**What is needed**
Give the entries again exactly; drop the pictures.

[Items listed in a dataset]
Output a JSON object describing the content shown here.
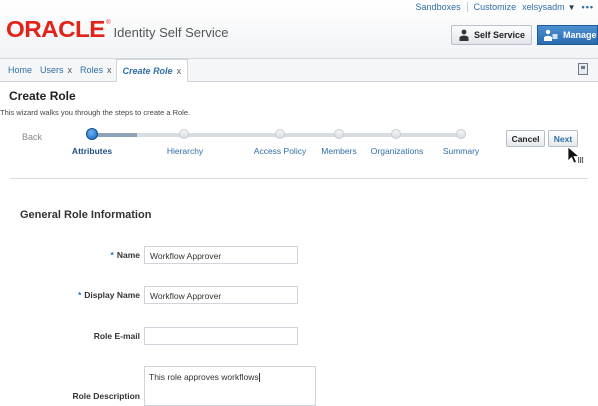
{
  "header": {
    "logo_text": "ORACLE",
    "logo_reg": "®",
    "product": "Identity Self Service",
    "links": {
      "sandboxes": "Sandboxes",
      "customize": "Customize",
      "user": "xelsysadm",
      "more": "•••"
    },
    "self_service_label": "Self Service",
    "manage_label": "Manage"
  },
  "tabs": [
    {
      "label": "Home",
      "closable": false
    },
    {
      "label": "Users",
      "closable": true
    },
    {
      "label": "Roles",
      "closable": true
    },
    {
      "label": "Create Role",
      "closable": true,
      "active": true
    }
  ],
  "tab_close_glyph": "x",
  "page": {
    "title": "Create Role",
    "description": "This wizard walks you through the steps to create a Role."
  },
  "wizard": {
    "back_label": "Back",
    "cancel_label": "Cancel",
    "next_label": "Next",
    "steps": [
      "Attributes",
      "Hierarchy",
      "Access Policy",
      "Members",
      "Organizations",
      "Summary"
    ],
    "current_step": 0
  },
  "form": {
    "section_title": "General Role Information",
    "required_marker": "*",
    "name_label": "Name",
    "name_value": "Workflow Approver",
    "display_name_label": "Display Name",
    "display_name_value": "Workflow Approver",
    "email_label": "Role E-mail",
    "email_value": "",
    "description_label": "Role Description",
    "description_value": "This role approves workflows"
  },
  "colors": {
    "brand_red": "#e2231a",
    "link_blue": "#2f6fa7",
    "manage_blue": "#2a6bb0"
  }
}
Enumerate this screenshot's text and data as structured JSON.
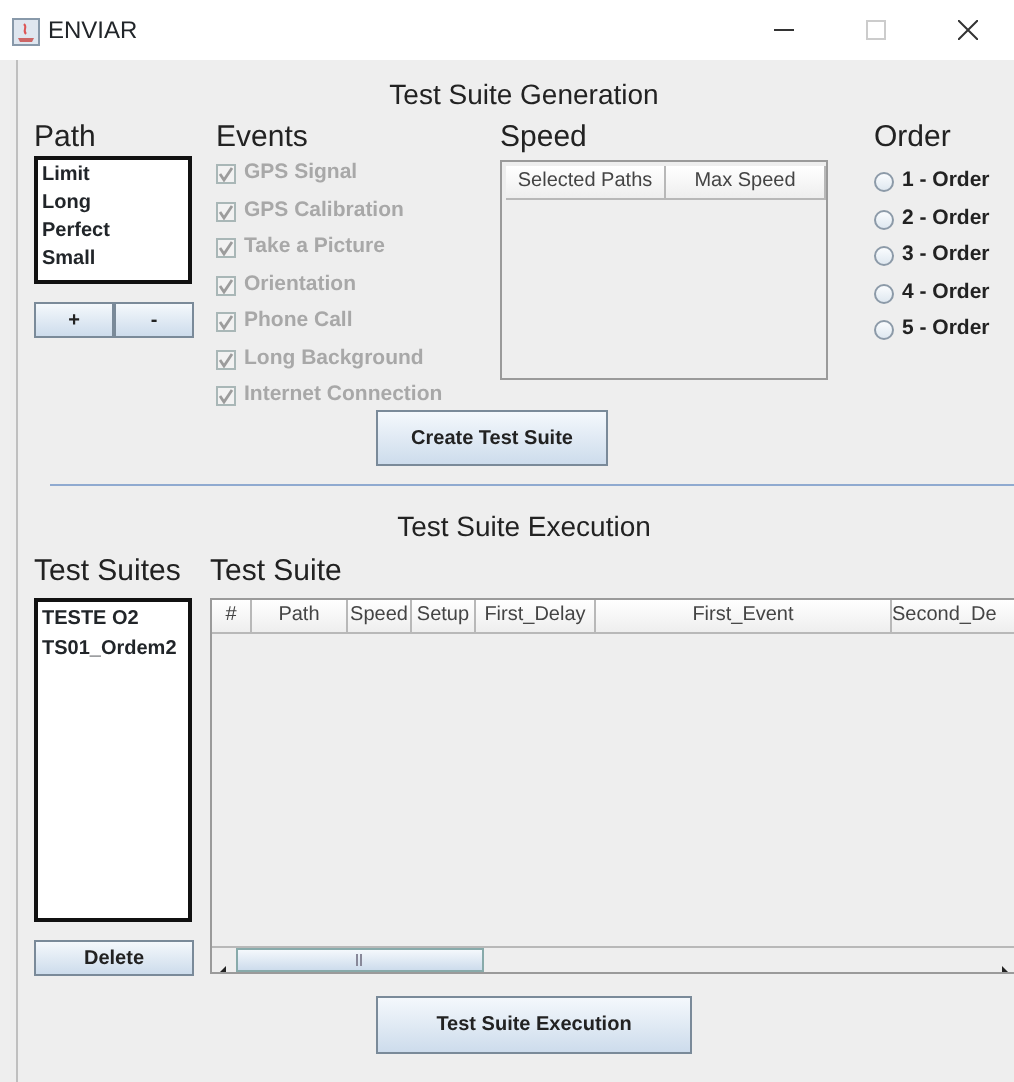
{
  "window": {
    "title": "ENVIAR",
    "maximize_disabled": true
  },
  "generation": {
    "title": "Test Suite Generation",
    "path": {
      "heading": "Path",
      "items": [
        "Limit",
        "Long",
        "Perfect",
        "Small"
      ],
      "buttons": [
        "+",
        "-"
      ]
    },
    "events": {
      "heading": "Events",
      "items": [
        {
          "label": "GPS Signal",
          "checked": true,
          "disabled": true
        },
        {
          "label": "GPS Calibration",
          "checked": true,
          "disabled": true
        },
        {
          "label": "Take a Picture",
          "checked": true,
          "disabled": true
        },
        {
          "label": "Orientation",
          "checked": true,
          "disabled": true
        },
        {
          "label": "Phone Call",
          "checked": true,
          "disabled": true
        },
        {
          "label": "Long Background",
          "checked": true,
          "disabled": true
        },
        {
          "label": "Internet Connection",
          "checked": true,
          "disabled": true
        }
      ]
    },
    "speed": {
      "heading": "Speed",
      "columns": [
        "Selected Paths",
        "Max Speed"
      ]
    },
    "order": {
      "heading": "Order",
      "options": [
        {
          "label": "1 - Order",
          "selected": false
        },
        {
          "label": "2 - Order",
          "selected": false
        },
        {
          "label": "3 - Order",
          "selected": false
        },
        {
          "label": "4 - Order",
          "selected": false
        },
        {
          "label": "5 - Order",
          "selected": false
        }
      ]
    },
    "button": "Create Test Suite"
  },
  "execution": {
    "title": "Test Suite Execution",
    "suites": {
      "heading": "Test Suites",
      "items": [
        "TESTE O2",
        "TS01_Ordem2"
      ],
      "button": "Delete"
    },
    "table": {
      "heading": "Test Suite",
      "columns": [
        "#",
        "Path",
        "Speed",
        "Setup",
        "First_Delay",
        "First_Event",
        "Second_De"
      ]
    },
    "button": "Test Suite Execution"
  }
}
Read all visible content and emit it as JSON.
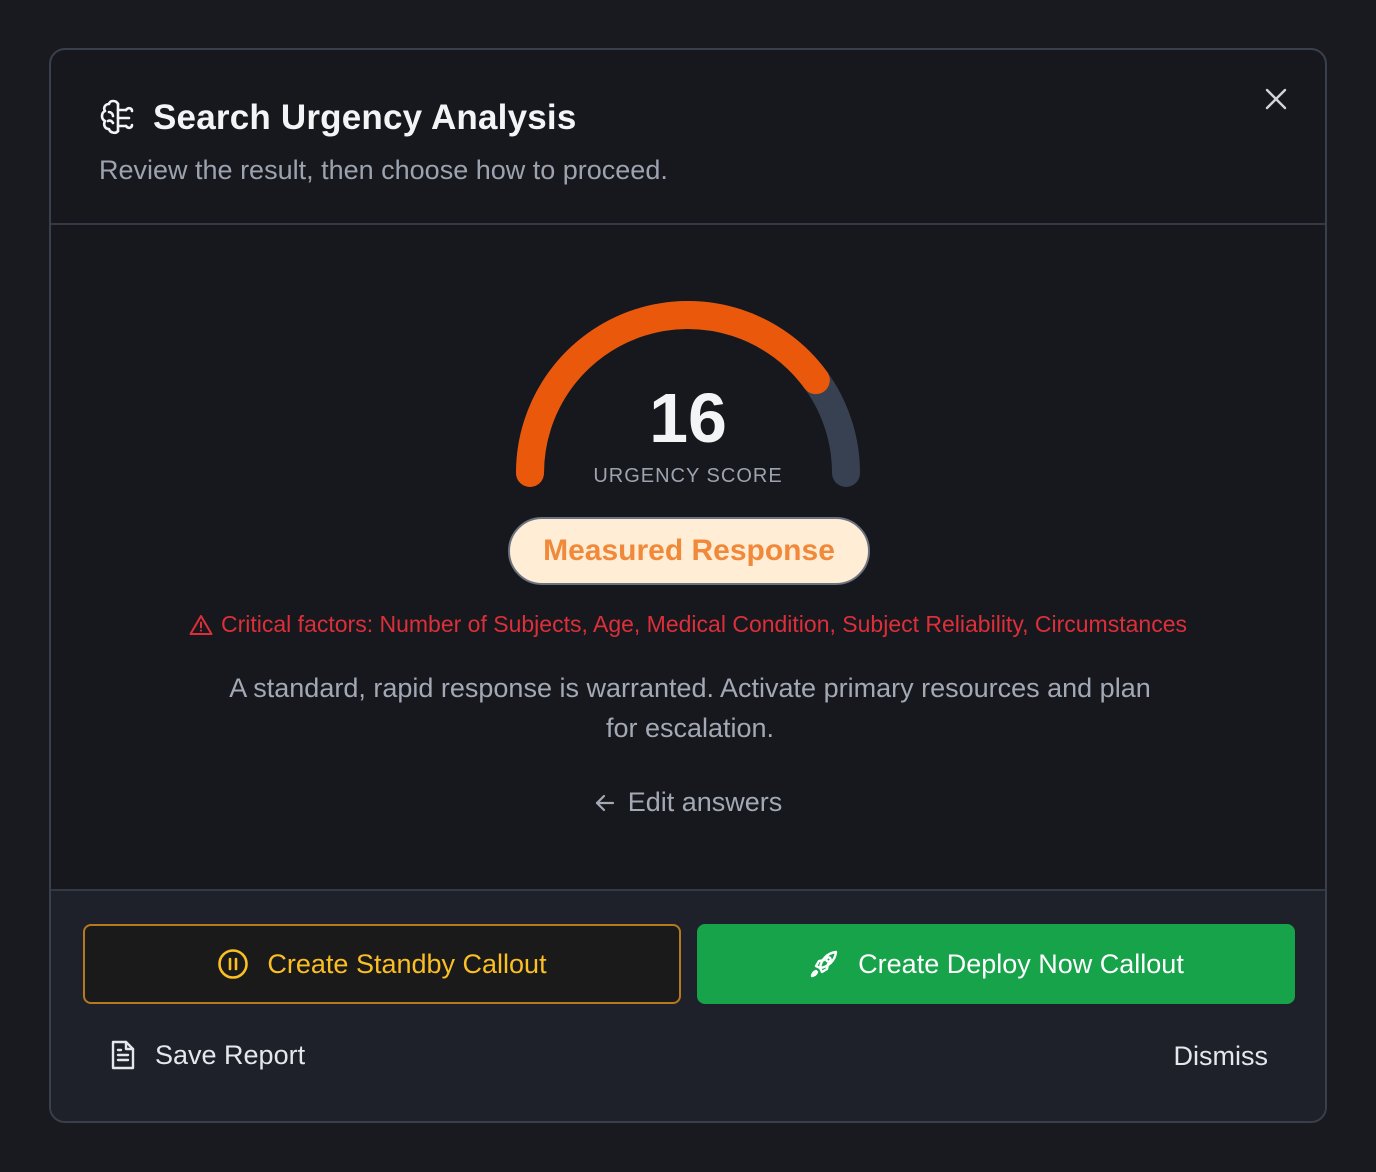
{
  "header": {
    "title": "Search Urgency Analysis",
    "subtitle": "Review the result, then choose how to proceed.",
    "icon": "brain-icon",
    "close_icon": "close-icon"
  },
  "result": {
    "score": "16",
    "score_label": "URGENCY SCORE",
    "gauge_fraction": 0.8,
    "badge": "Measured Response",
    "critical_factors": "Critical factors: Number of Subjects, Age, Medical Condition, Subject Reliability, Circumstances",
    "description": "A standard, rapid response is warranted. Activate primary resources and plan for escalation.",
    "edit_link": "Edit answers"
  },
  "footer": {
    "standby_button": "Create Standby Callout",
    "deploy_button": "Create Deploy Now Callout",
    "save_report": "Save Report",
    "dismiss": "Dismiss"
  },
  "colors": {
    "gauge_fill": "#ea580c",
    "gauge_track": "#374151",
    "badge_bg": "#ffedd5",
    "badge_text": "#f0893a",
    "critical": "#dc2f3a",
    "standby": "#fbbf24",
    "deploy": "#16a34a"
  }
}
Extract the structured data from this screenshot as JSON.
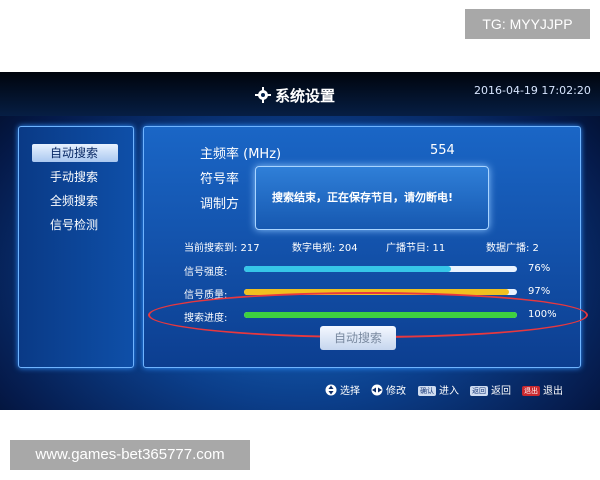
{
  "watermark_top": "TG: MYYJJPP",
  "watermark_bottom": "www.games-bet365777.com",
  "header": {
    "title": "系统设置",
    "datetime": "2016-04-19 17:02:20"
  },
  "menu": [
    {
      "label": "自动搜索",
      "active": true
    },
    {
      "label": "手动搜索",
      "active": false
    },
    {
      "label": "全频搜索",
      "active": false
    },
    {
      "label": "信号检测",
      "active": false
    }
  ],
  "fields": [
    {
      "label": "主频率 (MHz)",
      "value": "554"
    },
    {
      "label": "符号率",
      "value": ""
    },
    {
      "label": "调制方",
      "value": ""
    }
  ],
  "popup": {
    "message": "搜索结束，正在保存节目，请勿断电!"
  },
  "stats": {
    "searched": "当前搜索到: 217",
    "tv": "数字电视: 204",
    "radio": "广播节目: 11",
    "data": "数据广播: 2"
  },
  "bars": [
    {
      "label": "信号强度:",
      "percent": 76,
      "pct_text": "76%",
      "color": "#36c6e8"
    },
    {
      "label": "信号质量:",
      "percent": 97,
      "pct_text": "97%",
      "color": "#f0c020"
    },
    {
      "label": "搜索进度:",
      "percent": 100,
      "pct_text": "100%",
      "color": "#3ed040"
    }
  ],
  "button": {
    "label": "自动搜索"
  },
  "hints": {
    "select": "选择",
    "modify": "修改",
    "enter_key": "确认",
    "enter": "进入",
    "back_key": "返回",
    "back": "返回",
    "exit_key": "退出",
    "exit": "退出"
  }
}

**The answer**
Output a JSON object describing the content shown here.
{
  "header": {
    "logo_text": "ORACLE",
    "logo_reg": "®",
    "product": "Identity Self Service",
    "links": {
      "sandboxes": "Sandboxes",
      "customize": "Customize",
      "user": "xelsysadm",
      "more": "•••"
    },
    "self_service_label": "Self Service",
    "manage_label": "Manage"
  },
  "tabs": [
    {
      "label": "Home",
      "closable": false
    },
    {
      "label": "Users",
      "closable": true
    },
    {
      "label": "Roles",
      "closable": true
    },
    {
      "label": "Create Role",
      "closable": true,
      "active": true
    }
  ],
  "tab_close_glyph": "x",
  "page": {
    "title": "Create Role",
    "description": "This wizard walks you through the steps to create a Role."
  },
  "wizard": {
    "back_label": "Back",
    "cancel_label": "Cancel",
    "next_label": "Next",
    "steps": [
      "Attributes",
      "Hierarchy",
      "Access Policy",
      "Members",
      "Organizations",
      "Summary"
    ],
    "current_step": 0
  },
  "form": {
    "section_title": "General Role Information",
    "required_marker": "*",
    "name_label": "Name",
    "name_value": "Workflow Approver",
    "display_name_label": "Display Name",
    "display_name_value": "Workflow Approver",
    "email_label": "Role E-mail",
    "email_value": "",
    "description_label": "Role Description",
    "description_value": "This role approves workflows"
  },
  "colors": {
    "brand_red": "#e2231a",
    "link_blue": "#2f6fa7",
    "manage_blue": "#2a6bb0"
  }
}
Enumerate this screenshot's text and data as structured JSON.
{
  "window": {
    "title": "ENVIAR",
    "maximize_disabled": true
  },
  "generation": {
    "title": "Test Suite Generation",
    "path": {
      "heading": "Path",
      "items": [
        "Limit",
        "Long",
        "Perfect",
        "Small"
      ],
      "buttons": [
        "+",
        "-"
      ]
    },
    "events": {
      "heading": "Events",
      "items": [
        {
          "label": "GPS Signal",
          "checked": true,
          "disabled": true
        },
        {
          "label": "GPS Calibration",
          "checked": true,
          "disabled": true
        },
        {
          "label": "Take a Picture",
          "checked": true,
          "disabled": true
        },
        {
          "label": "Orientation",
          "checked": true,
          "disabled": true
        },
        {
          "label": "Phone Call",
          "checked": true,
          "disabled": true
        },
        {
          "label": "Long Background",
          "checked": true,
          "disabled": true
        },
        {
          "label": "Internet Connection",
          "checked": true,
          "disabled": true
        }
      ]
    },
    "speed": {
      "heading": "Speed",
      "columns": [
        "Selected Paths",
        "Max Speed"
      ]
    },
    "order": {
      "heading": "Order",
      "options": [
        {
          "label": "1 - Order",
          "selected": false
        },
        {
          "label": "2 - Order",
          "selected": false
        },
        {
          "label": "3 - Order",
          "selected": false
        },
        {
          "label": "4 - Order",
          "selected": false
        },
        {
          "label": "5 - Order",
          "selected": false
        }
      ]
    },
    "button": "Create Test Suite"
  },
  "execution": {
    "title": "Test Suite Execution",
    "suites": {
      "heading": "Test Suites",
      "items": [
        "TESTE O2",
        "TS01_Ordem2"
      ],
      "button": "Delete"
    },
    "table": {
      "heading": "Test Suite",
      "columns": [
        "#",
        "Path",
        "Speed",
        "Setup",
        "First_Delay",
        "First_Event",
        "Second_De"
      ]
    },
    "button": "Test Suite Execution"
  }
}
Read all visible content and emit it as JSON.
{
  "header": {
    "title": "Search Urgency Analysis",
    "subtitle": "Review the result, then choose how to proceed.",
    "icon": "brain-icon",
    "close_icon": "close-icon"
  },
  "result": {
    "score": "16",
    "score_label": "URGENCY SCORE",
    "gauge_fraction": 0.8,
    "badge": "Measured Response",
    "critical_factors": "Critical factors: Number of Subjects, Age, Medical Condition, Subject Reliability, Circumstances",
    "description": "A standard, rapid response is warranted. Activate primary resources and plan for escalation.",
    "edit_link": "Edit answers"
  },
  "footer": {
    "standby_button": "Create Standby Callout",
    "deploy_button": "Create Deploy Now Callout",
    "save_report": "Save Report",
    "dismiss": "Dismiss"
  },
  "colors": {
    "gauge_fill": "#ea580c",
    "gauge_track": "#374151",
    "badge_bg": "#ffedd5",
    "badge_text": "#f0893a",
    "critical": "#dc2f3a",
    "standby": "#fbbf24",
    "deploy": "#16a34a"
  }
}
Extract the structured data from this screenshot as JSON.
{
  "watermark_top": "TG: MYYJJPP",
  "watermark_bottom": "www.games-bet365777.com",
  "header": {
    "title": "系统设置",
    "datetime": "2016-04-19 17:02:20"
  },
  "menu": [
    {
      "label": "自动搜索",
      "active": true
    },
    {
      "label": "手动搜索",
      "active": false
    },
    {
      "label": "全频搜索",
      "active": false
    },
    {
      "label": "信号检测",
      "active": false
    }
  ],
  "fields": [
    {
      "label": "主频率 (MHz)",
      "value": "554"
    },
    {
      "label": "符号率",
      "value": ""
    },
    {
      "label": "调制方",
      "value": ""
    }
  ],
  "popup": {
    "message": "搜索结束，正在保存节目，请勿断电!"
  },
  "stats": {
    "searched": "当前搜索到: 217",
    "tv": "数字电视: 204",
    "radio": "广播节目: 11",
    "data": "数据广播: 2"
  },
  "bars": [
    {
      "label": "信号强度:",
      "percent": 76,
      "pct_text": "76%",
      "color": "#36c6e8"
    },
    {
      "label": "信号质量:",
      "percent": 97,
      "pct_text": "97%",
      "color": "#f0c020"
    },
    {
      "label": "搜索进度:",
      "percent": 100,
      "pct_text": "100%",
      "color": "#3ed040"
    }
  ],
  "button": {
    "label": "自动搜索"
  },
  "hints": {
    "select": "选择",
    "modify": "修改",
    "enter_key": "确认",
    "enter": "进入",
    "back_key": "返回",
    "back": "返回",
    "exit_key": "退出",
    "exit": "退出"
  }
}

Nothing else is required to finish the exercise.